Aubade for the Habana Inn

Before adolescence reached me, each morning 
I marveled past the Habana Inn, a degenerate haven 
hidden plainly off Route 66. My cheeks clenched 
as I caught in the rearview oblique glimpses 
of men, their beards groomed to signal discretion. 
39th and Penn: a revolving sleuth of leathered pickups, 
hot rods in cruise control. I numbered plates 
skipping town from out-of-state 
as we got groceries at what was Homeland, 
which once was Safeway, but now is Goodwill. 
Braum’s banana split as alibi, I tracked the bears 
shuffling by. I swooned, swore I’d gussy up, 
brave mountaintops when I came of age, 
embrace my guts. Daddies and sissies alike 
pilgrimage toward the obvious: The Village. 
Boystown. P-town. WeHo. Any Christopher Street. 
I exhausted every imaginable vulgarity stewing beyond the block: 
cowboys, truckers, pastors, oh my. Had I snuck a peek, 
unveiled the skirt, I’d find naught but night: damp 

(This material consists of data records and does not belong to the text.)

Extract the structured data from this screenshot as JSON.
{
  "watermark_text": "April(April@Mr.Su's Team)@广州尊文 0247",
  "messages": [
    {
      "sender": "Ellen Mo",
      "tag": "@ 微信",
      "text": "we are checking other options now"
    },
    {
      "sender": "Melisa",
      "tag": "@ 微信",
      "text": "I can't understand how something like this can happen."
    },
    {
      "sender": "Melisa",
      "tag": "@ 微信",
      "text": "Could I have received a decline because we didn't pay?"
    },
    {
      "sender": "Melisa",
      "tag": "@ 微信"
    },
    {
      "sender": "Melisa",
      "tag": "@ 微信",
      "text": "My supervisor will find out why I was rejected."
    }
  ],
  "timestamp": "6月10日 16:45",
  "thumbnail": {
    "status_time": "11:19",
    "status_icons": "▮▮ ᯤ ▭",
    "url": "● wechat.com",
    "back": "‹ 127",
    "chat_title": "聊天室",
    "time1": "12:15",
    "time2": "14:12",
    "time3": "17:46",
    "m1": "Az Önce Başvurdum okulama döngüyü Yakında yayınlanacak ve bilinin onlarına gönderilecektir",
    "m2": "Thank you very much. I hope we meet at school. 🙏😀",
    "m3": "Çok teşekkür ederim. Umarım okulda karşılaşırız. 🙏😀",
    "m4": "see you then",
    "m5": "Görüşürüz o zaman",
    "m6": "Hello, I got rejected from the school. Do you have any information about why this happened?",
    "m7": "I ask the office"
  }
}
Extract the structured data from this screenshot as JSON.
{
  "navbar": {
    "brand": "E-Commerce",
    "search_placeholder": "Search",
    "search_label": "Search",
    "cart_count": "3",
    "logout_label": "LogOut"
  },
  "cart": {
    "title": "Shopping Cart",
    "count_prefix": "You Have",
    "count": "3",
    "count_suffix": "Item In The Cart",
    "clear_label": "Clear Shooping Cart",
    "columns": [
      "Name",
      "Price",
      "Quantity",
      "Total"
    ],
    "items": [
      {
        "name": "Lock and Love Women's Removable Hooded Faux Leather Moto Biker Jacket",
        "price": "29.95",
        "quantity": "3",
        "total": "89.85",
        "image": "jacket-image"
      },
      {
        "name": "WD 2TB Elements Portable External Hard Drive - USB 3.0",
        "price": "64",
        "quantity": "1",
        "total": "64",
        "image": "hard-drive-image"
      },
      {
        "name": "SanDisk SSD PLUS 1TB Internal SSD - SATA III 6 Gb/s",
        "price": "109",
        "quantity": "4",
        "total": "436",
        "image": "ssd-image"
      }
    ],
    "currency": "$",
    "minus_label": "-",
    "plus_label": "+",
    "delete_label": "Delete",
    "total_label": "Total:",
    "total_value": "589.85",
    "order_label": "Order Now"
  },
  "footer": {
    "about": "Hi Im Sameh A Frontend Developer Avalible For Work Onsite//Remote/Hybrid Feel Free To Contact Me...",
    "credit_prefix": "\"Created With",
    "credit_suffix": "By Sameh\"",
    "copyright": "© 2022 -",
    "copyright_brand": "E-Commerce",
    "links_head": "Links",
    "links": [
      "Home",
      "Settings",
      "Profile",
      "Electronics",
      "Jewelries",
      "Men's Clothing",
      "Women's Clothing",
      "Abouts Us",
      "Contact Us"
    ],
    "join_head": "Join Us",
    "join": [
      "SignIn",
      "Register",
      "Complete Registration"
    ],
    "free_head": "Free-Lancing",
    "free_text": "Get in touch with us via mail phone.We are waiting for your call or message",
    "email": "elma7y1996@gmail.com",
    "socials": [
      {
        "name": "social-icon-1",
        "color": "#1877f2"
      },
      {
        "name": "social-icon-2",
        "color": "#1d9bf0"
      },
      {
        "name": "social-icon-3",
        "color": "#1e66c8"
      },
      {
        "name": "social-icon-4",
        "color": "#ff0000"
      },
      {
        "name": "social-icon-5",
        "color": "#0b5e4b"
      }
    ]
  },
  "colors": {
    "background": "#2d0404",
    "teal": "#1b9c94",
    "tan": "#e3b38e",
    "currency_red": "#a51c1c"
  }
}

technicolor carpets, hot tub swimmers, drapes 
finished raw, ultraviolet ripe for new owners 
—an LA lift to keep the grit, strip the must, 

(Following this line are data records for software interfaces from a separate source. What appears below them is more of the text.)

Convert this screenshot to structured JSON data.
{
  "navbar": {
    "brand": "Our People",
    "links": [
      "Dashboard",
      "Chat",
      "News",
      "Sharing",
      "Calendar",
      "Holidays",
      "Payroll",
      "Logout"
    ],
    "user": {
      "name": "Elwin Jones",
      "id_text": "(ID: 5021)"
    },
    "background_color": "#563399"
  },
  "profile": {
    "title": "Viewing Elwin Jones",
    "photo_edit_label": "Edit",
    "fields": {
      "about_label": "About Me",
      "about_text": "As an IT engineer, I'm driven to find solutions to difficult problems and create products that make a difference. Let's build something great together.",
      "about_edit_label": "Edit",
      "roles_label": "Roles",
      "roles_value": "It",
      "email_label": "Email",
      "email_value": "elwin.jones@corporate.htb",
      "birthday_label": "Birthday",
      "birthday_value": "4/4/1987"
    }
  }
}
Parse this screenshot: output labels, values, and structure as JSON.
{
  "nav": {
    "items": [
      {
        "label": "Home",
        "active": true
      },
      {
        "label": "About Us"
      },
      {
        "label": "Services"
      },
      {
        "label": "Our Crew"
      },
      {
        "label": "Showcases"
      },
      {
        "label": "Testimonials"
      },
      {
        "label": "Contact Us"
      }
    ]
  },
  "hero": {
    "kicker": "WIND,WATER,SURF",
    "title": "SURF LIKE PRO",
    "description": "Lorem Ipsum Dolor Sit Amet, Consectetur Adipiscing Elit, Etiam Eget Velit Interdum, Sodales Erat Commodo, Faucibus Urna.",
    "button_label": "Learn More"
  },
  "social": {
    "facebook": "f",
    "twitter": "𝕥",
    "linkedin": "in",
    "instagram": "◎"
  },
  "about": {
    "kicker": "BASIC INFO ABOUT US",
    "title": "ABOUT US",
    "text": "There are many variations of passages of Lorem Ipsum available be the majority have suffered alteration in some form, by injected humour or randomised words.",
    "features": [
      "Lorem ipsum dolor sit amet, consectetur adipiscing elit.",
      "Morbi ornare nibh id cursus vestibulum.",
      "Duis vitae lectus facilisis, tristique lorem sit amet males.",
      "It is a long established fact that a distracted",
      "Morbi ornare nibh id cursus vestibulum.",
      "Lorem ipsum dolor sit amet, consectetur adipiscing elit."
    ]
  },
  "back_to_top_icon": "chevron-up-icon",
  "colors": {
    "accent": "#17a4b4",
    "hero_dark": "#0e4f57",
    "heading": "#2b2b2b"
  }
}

and redevelop. No longer is the Habana. I mourn 
each time a classic logo debuts a thin sans-serif makeover—
the pylon sunrise marking the resort, now absent 
from the I-44 skyline. Maybe it’s better 

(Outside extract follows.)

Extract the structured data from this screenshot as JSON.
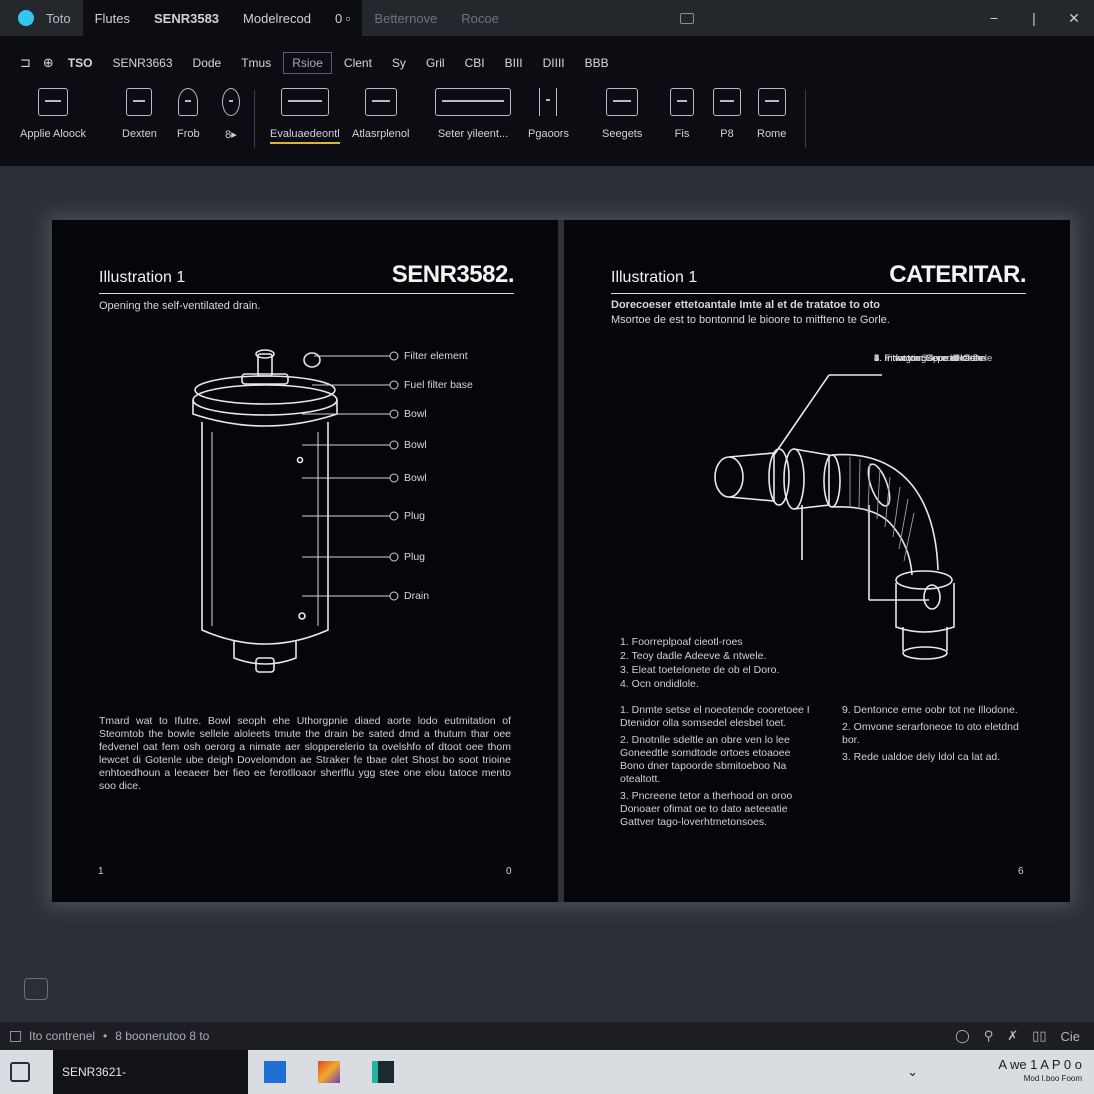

to clean up, chlorinate the pool more regular. 
I wouldn’t know. I’m still blue in the face, 
staring out the dash, yearning for first light, 
ignorant of what I lost without ever coming in.

Copyright © 2024 by Chrysanthemum. Originally published in Poem-a-Day on July 4, 2024, by the Academy of American Poets.